PROBLEM TO SOLVE:
Leave out the pictures and set down the rest of the listing below word for word.
╭──
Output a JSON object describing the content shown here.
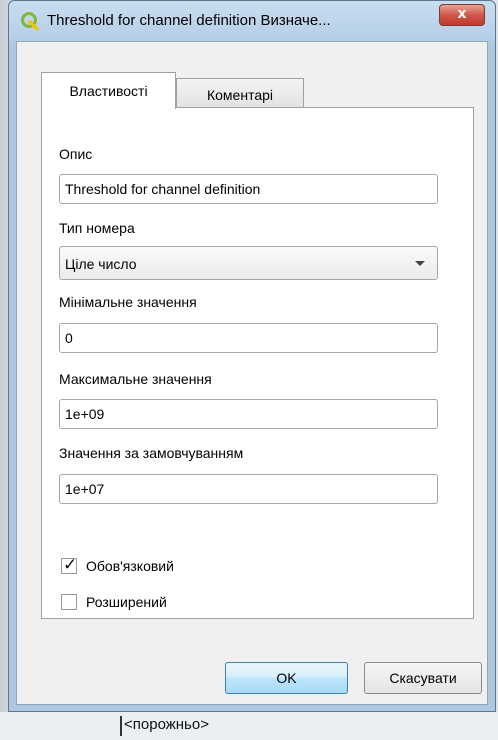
{
  "window": {
    "title": "Threshold for channel definition Визначе...",
    "close_symbol": "x",
    "app_icon": "qgis-logo-icon"
  },
  "tabs": [
    {
      "label": "Властивості",
      "active": true
    },
    {
      "label": "Коментарі",
      "active": false
    }
  ],
  "form": {
    "description_label": "Опис",
    "description_value": "Threshold for channel definition",
    "number_type_label": "Тип номера",
    "number_type_value": "Ціле число",
    "min_label": "Мінімальне значення",
    "min_value": "0",
    "max_label": "Максимальне значення",
    "max_value": "1e+09",
    "default_label": "Значення за замовчуванням",
    "default_value": "1e+07"
  },
  "checkboxes": {
    "mandatory": {
      "label": "Обов'язковий",
      "checked": true
    },
    "advanced": {
      "label": "Розширений",
      "checked": false
    }
  },
  "buttons": {
    "ok": "OK",
    "cancel": "Скасувати"
  },
  "background": {
    "item_text": "<порожньо>"
  },
  "colors": {
    "title_bar": "#b4cee7",
    "close_button": "#c0392b",
    "qgis_green": "#7fb83a"
  }
}
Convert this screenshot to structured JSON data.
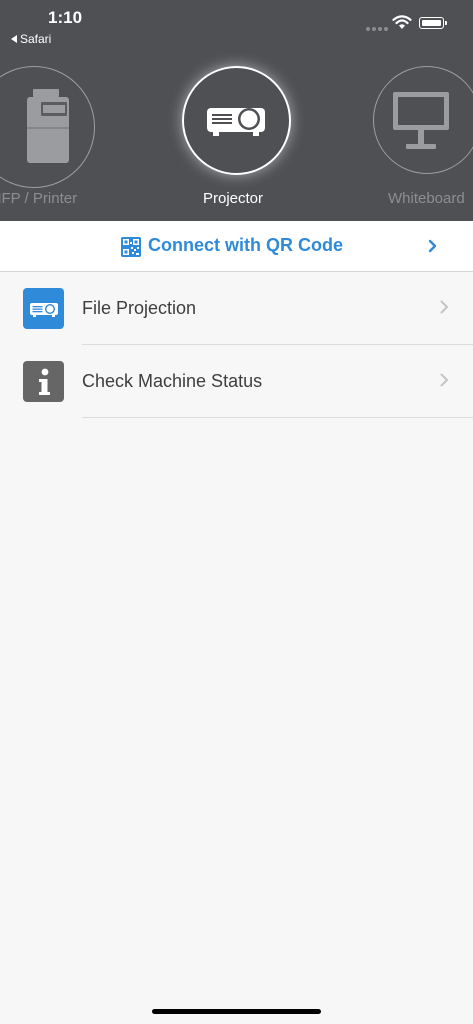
{
  "status_bar": {
    "time": "1:10",
    "back_label": "Safari"
  },
  "devices": [
    {
      "label": "MFP / Printer",
      "icon": "printer-icon",
      "selected": false
    },
    {
      "label": "Projector",
      "icon": "projector-icon",
      "selected": true
    },
    {
      "label": "Whiteboard",
      "icon": "whiteboard-icon",
      "selected": false
    }
  ],
  "qr": {
    "label": "Connect with QR Code",
    "icon": "qr-code-icon"
  },
  "menu": [
    {
      "label": "File Projection",
      "icon": "projector-icon"
    },
    {
      "label": "Check Machine Status",
      "icon": "info-icon"
    }
  ],
  "colors": {
    "header_bg": "#4e5054",
    "accent": "#2f8ad9",
    "status_icon_bg": "#666666",
    "page_bg": "#f7f7f7"
  }
}
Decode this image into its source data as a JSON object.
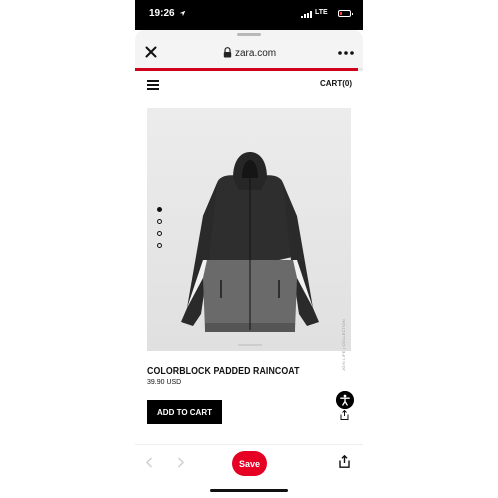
{
  "status_bar": {
    "time": "19:26",
    "network": "LTE",
    "battery_level": 0.15,
    "battery_color": "#ff3b30"
  },
  "browser": {
    "url": "zara.com",
    "close_icon": "close-icon",
    "lock_icon": "lock-icon",
    "more_icon": "more-icon",
    "load_progress": 0.98,
    "progress_color": "#d0021b"
  },
  "header": {
    "menu_icon": "hamburger-icon",
    "cart_label": "CART(0)"
  },
  "product": {
    "image_caption": "JOIN LIFE | COLLECTION",
    "gallery_dots": 4,
    "active_dot": 0,
    "name": "COLORBLOCK PADDED RAINCOAT",
    "price": "39.90 USD",
    "add_to_cart_label": "ADD TO CART"
  },
  "toolbar": {
    "save_label": "Save",
    "save_color": "#e60023",
    "back_icon": "chevron-left-icon",
    "forward_icon": "chevron-right-icon",
    "share_icon": "share-icon"
  }
}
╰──
ANSWER TO THIS PROBLEM:
Output a JSON object describing the content shown here.
{
  "window": {
    "title": "Threshold for channel definition Визначе...",
    "close_symbol": "x",
    "app_icon": "qgis-logo-icon"
  },
  "tabs": [
    {
      "label": "Властивості",
      "active": true
    },
    {
      "label": "Коментарі",
      "active": false
    }
  ],
  "form": {
    "description_label": "Опис",
    "description_value": "Threshold for channel definition",
    "number_type_label": "Тип номера",
    "number_type_value": "Ціле число",
    "min_label": "Мінімальне значення",
    "min_value": "0",
    "max_label": "Максимальне значення",
    "max_value": "1e+09",
    "default_label": "Значення за замовчуванням",
    "default_value": "1e+07"
  },
  "checkboxes": {
    "mandatory": {
      "label": "Обов'язковий",
      "checked": true
    },
    "advanced": {
      "label": "Розширений",
      "checked": false
    }
  },
  "buttons": {
    "ok": "OK",
    "cancel": "Скасувати"
  },
  "background": {
    "item_text": "<порожньо>"
  },
  "colors": {
    "title_bar": "#b4cee7",
    "close_button": "#c0392b",
    "qgis_green": "#7fb83a"
  }
}
Convert this screenshot to structured JSON data.
{
  "status_bar": {
    "time": "1:10",
    "back_label": "Safari"
  },
  "devices": [
    {
      "label": "MFP / Printer",
      "icon": "printer-icon",
      "selected": false
    },
    {
      "label": "Projector",
      "icon": "projector-icon",
      "selected": true
    },
    {
      "label": "Whiteboard",
      "icon": "whiteboard-icon",
      "selected": false
    }
  ],
  "qr": {
    "label": "Connect with QR Code",
    "icon": "qr-code-icon"
  },
  "menu": [
    {
      "label": "File Projection",
      "icon": "projector-icon"
    },
    {
      "label": "Check Machine Status",
      "icon": "info-icon"
    }
  ],
  "colors": {
    "header_bg": "#4e5054",
    "accent": "#2f8ad9",
    "status_icon_bg": "#666666",
    "page_bg": "#f7f7f7"
  }
}
Decode this image into its source data as a JSON object.
{
  "status_bar": {
    "time": "19:26",
    "network": "LTE",
    "battery_level": 0.15,
    "battery_color": "#ff3b30"
  },
  "browser": {
    "url": "zara.com",
    "close_icon": "close-icon",
    "lock_icon": "lock-icon",
    "more_icon": "more-icon",
    "load_progress": 0.98,
    "progress_color": "#d0021b"
  },
  "header": {
    "menu_icon": "hamburger-icon",
    "cart_label": "CART(0)"
  },
  "product": {
    "image_caption": "JOIN LIFE | COLLECTION",
    "gallery_dots": 4,
    "active_dot": 0,
    "name": "COLORBLOCK PADDED RAINCOAT",
    "price": "39.90 USD",
    "add_to_cart_label": "ADD TO CART"
  },
  "toolbar": {
    "save_label": "Save",
    "save_color": "#e60023",
    "back_icon": "chevron-left-icon",
    "forward_icon": "chevron-right-icon",
    "share_icon": "share-icon"
  }
}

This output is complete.